- WORK ITEM: Which lines below contain the word "What"? Copy each one.

[Items from an interface collection]
::::

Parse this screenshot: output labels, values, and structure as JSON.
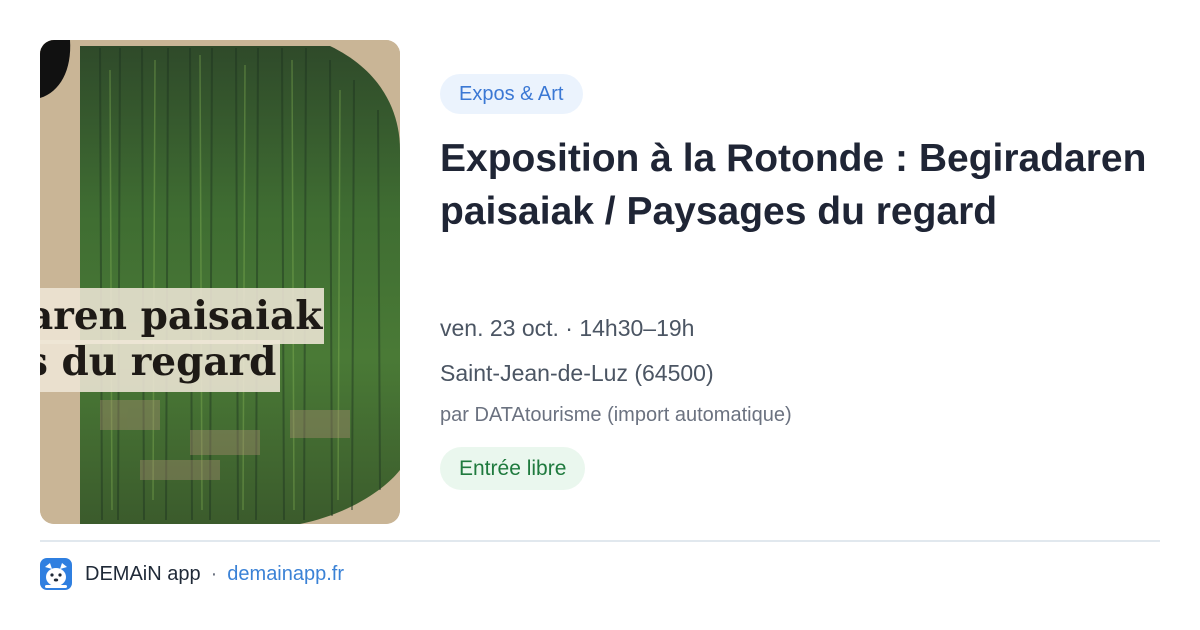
{
  "card": {
    "image": "poster-painting",
    "poster_line1": "aren paisaiak",
    "poster_line2": "s du regard"
  },
  "event": {
    "category": "Expos & Art",
    "title": "Exposition à la Rotonde : Begiradaren paisaiak / Paysages du regard",
    "datetime": "ven. 23 oct. · 14h30–19h",
    "location": "Saint-Jean-de-Luz (64500)",
    "source": "par DATAtourisme (import automatique)",
    "price_badge": "Entrée libre"
  },
  "footer": {
    "app_icon": "dog-mascot-icon",
    "app_name": "DEMAiN app",
    "separator": "·",
    "app_url": "demainapp.fr"
  },
  "colors": {
    "accent_blue": "#3b78d4",
    "category_bg": "#ebf3fd",
    "badge_green": "#1f7a3e",
    "badge_bg": "#eaf7ee",
    "title": "#1f2535"
  }
}
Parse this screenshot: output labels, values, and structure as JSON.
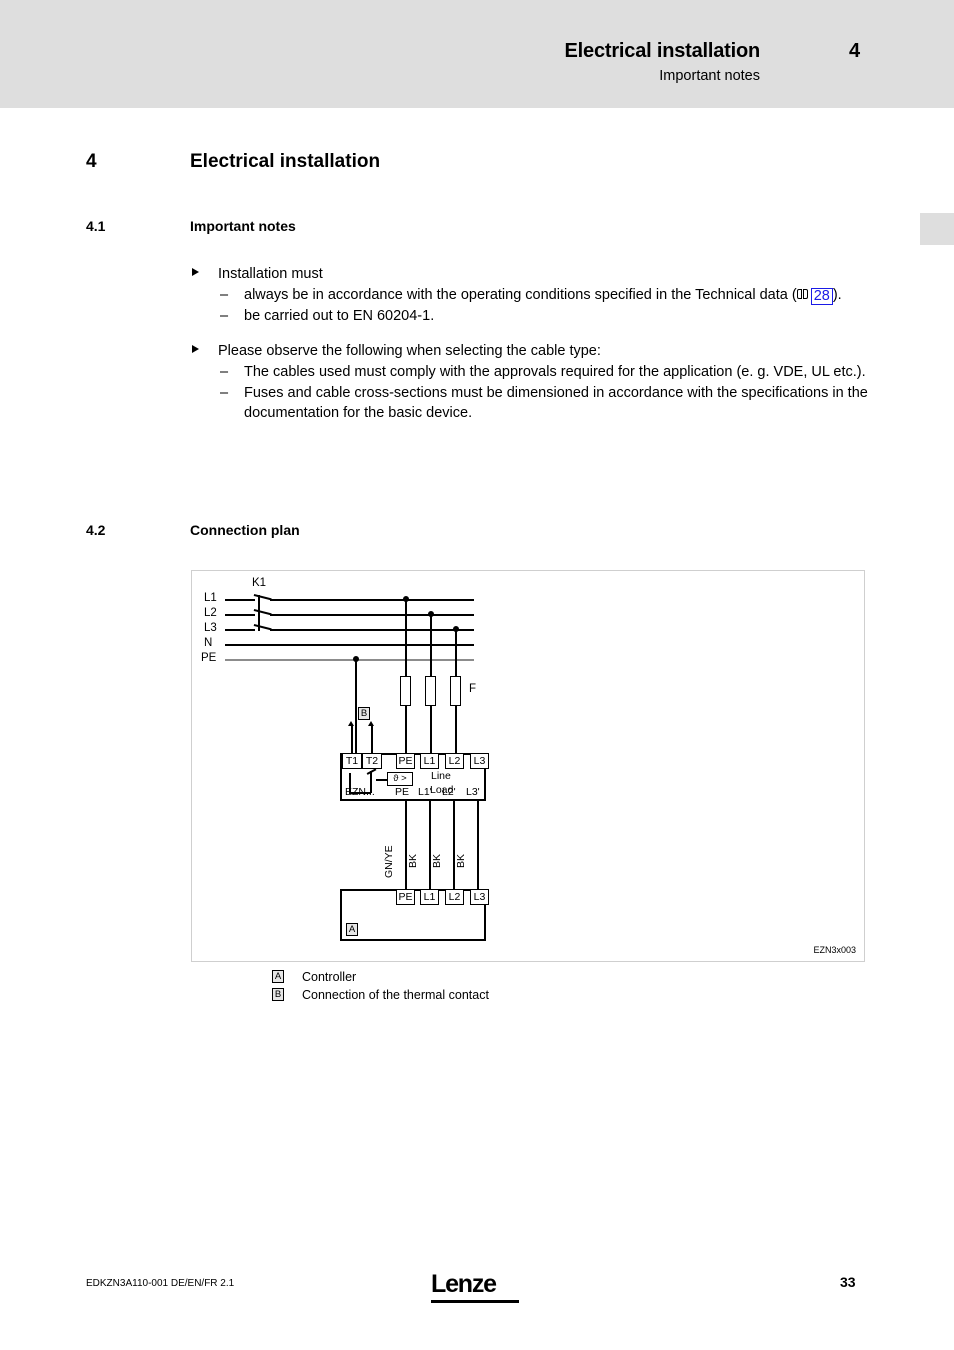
{
  "header": {
    "title": "Electrical installation",
    "subtitle": "Important notes",
    "chapter_number": "4"
  },
  "sections": {
    "chapter": {
      "number": "4",
      "title": "Electrical installation"
    },
    "s41": {
      "number": "4.1",
      "title": "Important notes"
    },
    "s42": {
      "number": "4.2",
      "title": "Connection plan"
    }
  },
  "notes": {
    "b1": "Installation must",
    "b1s1_pre": "always be in accordance with the operating conditions specified in the Technical data (",
    "b1s1_link": "28",
    "b1s1_post": ").",
    "b1s2": "be carried out to EN 60204-1.",
    "b2": "Please observe the following when selecting the cable type:",
    "b2s1": "The cables used must comply with the approvals required for the application (e. g. VDE, UL etc.).",
    "b2s2": "Fuses and cable cross-sections must be dimensioned in accordance with the specifications in the documentation for the basic device.",
    "dash": "–"
  },
  "diagram": {
    "id": "EZN3x003",
    "rails": [
      "L1",
      "L2",
      "L3",
      "N",
      "PE"
    ],
    "contactor_label": "K1",
    "fuse_label": "F",
    "marker_b": "B",
    "marker_a": "A",
    "ezn": {
      "device_label": "EZN...",
      "thermal_terminals": [
        "T1",
        "T2"
      ],
      "thermal_symbol": "ϑ >",
      "line_label": "Line",
      "load_label": "Load",
      "line_terminals": [
        "PE",
        "L1",
        "L2",
        "L3"
      ],
      "load_terminals": [
        "PE",
        "L1'",
        "L2'",
        "L3'"
      ]
    },
    "cable_colors": [
      "GN/YE",
      "BK",
      "BK",
      "BK"
    ],
    "controller_terminals": [
      "PE",
      "L1",
      "L2",
      "L3"
    ]
  },
  "legend": [
    {
      "marker": "A",
      "text": "Controller"
    },
    {
      "marker": "B",
      "text": "Connection of the thermal contact"
    }
  ],
  "footer": {
    "doc_id": "EDKZN3A110-001  DE/EN/FR  2.1",
    "logo": "Lenze",
    "page_number": "33"
  },
  "colors": {
    "header_bg": "#dedede",
    "link": "#1a1ae6",
    "wire": "#000000",
    "pe_wire": "#8c8c8c"
  }
}
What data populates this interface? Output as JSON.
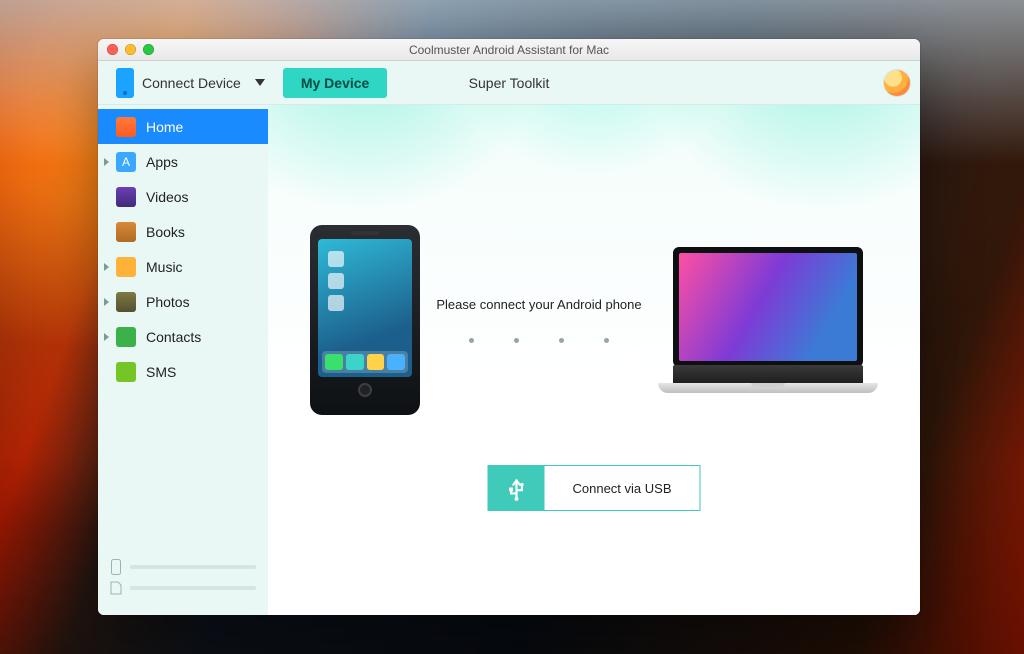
{
  "window": {
    "title": "Coolmuster Android Assistant for Mac"
  },
  "toolbar": {
    "connect_label": "Connect Device",
    "my_device_label": "My Device",
    "super_toolkit_label": "Super Toolkit"
  },
  "sidebar": {
    "items": [
      {
        "label": "Home",
        "icon": "home-icon",
        "active": true,
        "expandable": false
      },
      {
        "label": "Apps",
        "icon": "apps-icon",
        "active": false,
        "expandable": true
      },
      {
        "label": "Videos",
        "icon": "videos-icon",
        "active": false,
        "expandable": false
      },
      {
        "label": "Books",
        "icon": "books-icon",
        "active": false,
        "expandable": false
      },
      {
        "label": "Music",
        "icon": "music-icon",
        "active": false,
        "expandable": true
      },
      {
        "label": "Photos",
        "icon": "photos-icon",
        "active": false,
        "expandable": true
      },
      {
        "label": "Contacts",
        "icon": "contacts-icon",
        "active": false,
        "expandable": true
      },
      {
        "label": "SMS",
        "icon": "sms-icon",
        "active": false,
        "expandable": false
      }
    ]
  },
  "main": {
    "instruction": "Please connect your Android phone",
    "connect_button_label": "Connect via USB"
  },
  "colors": {
    "accent": "#3fcab9",
    "sidebar_bg": "#e9f7f5",
    "active_nav": "#1a8bff"
  }
}
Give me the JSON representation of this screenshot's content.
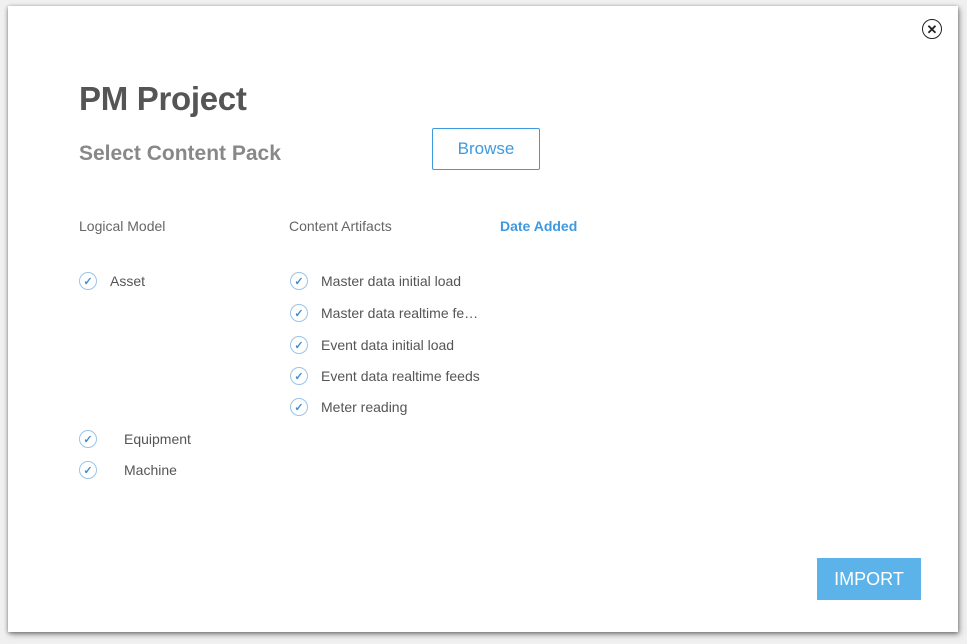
{
  "dialog": {
    "close_glyph": "✕",
    "title": "PM Project",
    "subtitle": "Select Content Pack",
    "browse_label": "Browse",
    "columns": {
      "logical_model": "Logical Model",
      "content_artifacts": "Content Artifacts",
      "date_added": "Date Added"
    },
    "logical_items": [
      {
        "label": "Asset",
        "checked": true
      },
      {
        "label": "Equipment",
        "checked": true
      },
      {
        "label": "Machine",
        "checked": true
      }
    ],
    "artifact_items": [
      {
        "label": "Master data initial load",
        "checked": true
      },
      {
        "label": "Master data realtime fe…",
        "checked": true
      },
      {
        "label": "Event data initial load",
        "checked": true
      },
      {
        "label": "Event data realtime feeds",
        "checked": true
      },
      {
        "label": "Meter reading",
        "checked": true
      }
    ],
    "import_label": "IMPORT"
  },
  "icons": {
    "close": "close-icon",
    "check": "check-circle-icon"
  },
  "colors": {
    "accent": "#3d9ae0",
    "import_button": "#5bb3ea",
    "title_text": "#555555",
    "subtitle_text": "#888888"
  }
}
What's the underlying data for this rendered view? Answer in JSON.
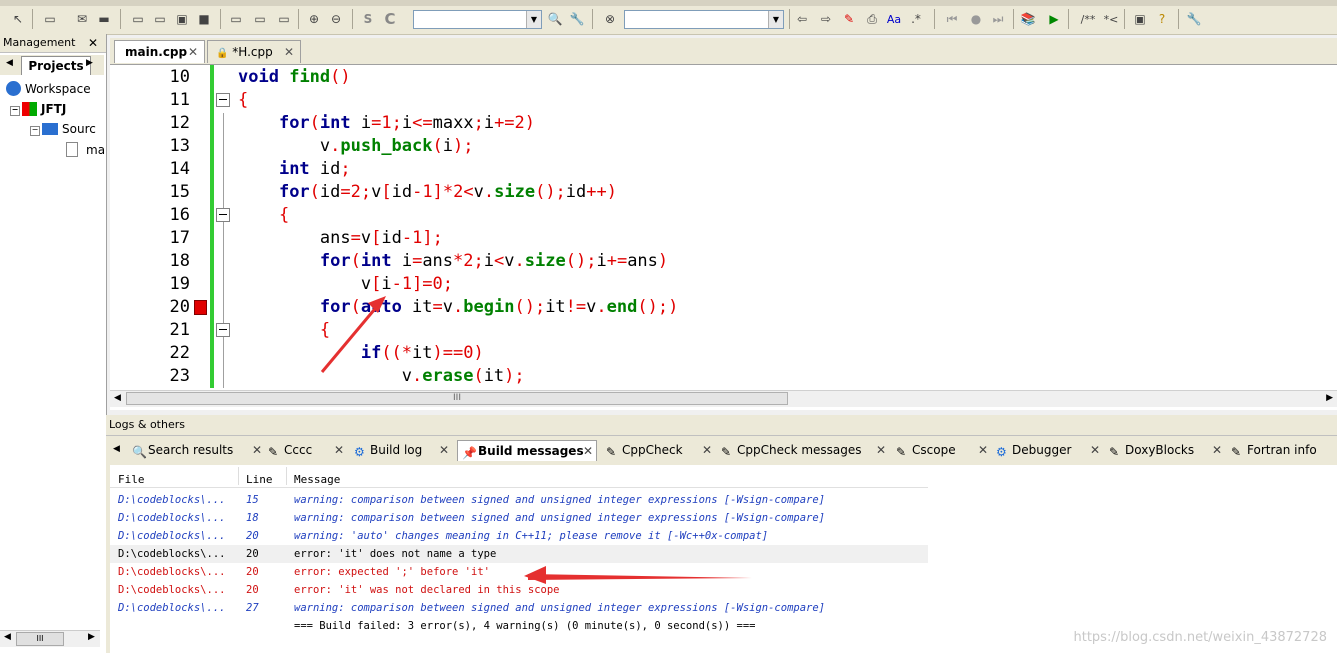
{
  "toolbar": {
    "icons": [
      "cursor-icon",
      "rect-icon",
      "envelope-icon",
      "dash-icon",
      "rect-fill-icon",
      "block-icon",
      "box-icon",
      "box2-icon",
      "box3-icon",
      "zoom-in-icon",
      "zoom-out-icon",
      "s-icon",
      "c-icon",
      "search-icon",
      "wrench-icon",
      "close-circle-icon",
      "back-icon",
      "forward-icon",
      "highlight-icon",
      "mark-icon",
      "font-icon",
      "regex-icon",
      "prev-icon",
      "dot-icon",
      "next-icon",
      "book-icon",
      "run-icon",
      "comment-icon",
      "uncomment-icon",
      "window-icon",
      "help-icon",
      "tools-icon"
    ],
    "symbols": {
      "s": "S",
      "c": "C",
      "aa": "Aa",
      "comment": "/**",
      "uncomment": "*<"
    }
  },
  "management": {
    "title": "Management",
    "tab_label": "Projects",
    "tree": [
      {
        "label": "Workspace"
      },
      {
        "label": "JFTJ"
      },
      {
        "label": "Sourc"
      },
      {
        "label": "ma"
      }
    ]
  },
  "editor": {
    "tabs": [
      {
        "label": "main.cpp",
        "active": true
      },
      {
        "label": "*H.cpp",
        "active": false
      }
    ],
    "close_glyph": "✕",
    "line_numbers": [
      "10",
      "11",
      "12",
      "13",
      "14",
      "15",
      "16",
      "17",
      "18",
      "19",
      "20",
      "21",
      "22",
      "23"
    ],
    "scroll_grip": "III"
  },
  "logs": {
    "title": "Logs & others",
    "tabs": [
      {
        "label": "Search results"
      },
      {
        "label": "Cccc"
      },
      {
        "label": "Build log"
      },
      {
        "label": "Build messages",
        "active": true
      },
      {
        "label": "CppCheck"
      },
      {
        "label": "CppCheck messages"
      },
      {
        "label": "Cscope"
      },
      {
        "label": "Debugger"
      },
      {
        "label": "DoxyBlocks"
      },
      {
        "label": "Fortran info"
      }
    ],
    "columns": {
      "file": "File",
      "line": "Line",
      "message": "Message"
    },
    "rows": [
      {
        "file": "D:\\codeblocks\\...",
        "line": "15",
        "message": "warning: comparison between signed and unsigned integer expressions [-Wsign-compare]",
        "kind": "warn"
      },
      {
        "file": "D:\\codeblocks\\...",
        "line": "18",
        "message": "warning: comparison between signed and unsigned integer expressions [-Wsign-compare]",
        "kind": "warn"
      },
      {
        "file": "D:\\codeblocks\\...",
        "line": "20",
        "message": "warning: 'auto' changes meaning in C++11; please remove it [-Wc++0x-compat]",
        "kind": "warn"
      },
      {
        "file": "D:\\codeblocks\\...",
        "line": "20",
        "message": "error: 'it' does not name a type",
        "kind": "plain"
      },
      {
        "file": "D:\\codeblocks\\...",
        "line": "20",
        "message": "error: expected ';' before 'it'",
        "kind": "err"
      },
      {
        "file": "D:\\codeblocks\\...",
        "line": "20",
        "message": "error: 'it' was not declared in this scope",
        "kind": "err"
      },
      {
        "file": "D:\\codeblocks\\...",
        "line": "27",
        "message": "warning: comparison between signed and unsigned integer expressions [-Wsign-compare]",
        "kind": "warn"
      },
      {
        "file": "",
        "line": "",
        "message": "=== Build failed: 3 error(s), 4 warning(s) (0 minute(s), 0 second(s)) ===",
        "kind": "plain"
      }
    ]
  },
  "watermark": "https://blog.csdn.net/weixin_43872728",
  "colors": {
    "keyword": "#00008b",
    "function": "#008000",
    "operator": "#e00000",
    "warning": "#1f3fbf",
    "error": "#d01010",
    "changebar": "#33cc33"
  }
}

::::

- EXERCISE ANSWER:
What data populates this interface? Output as JSON.
What's the underlying data for this rendered view? Answer in JSON.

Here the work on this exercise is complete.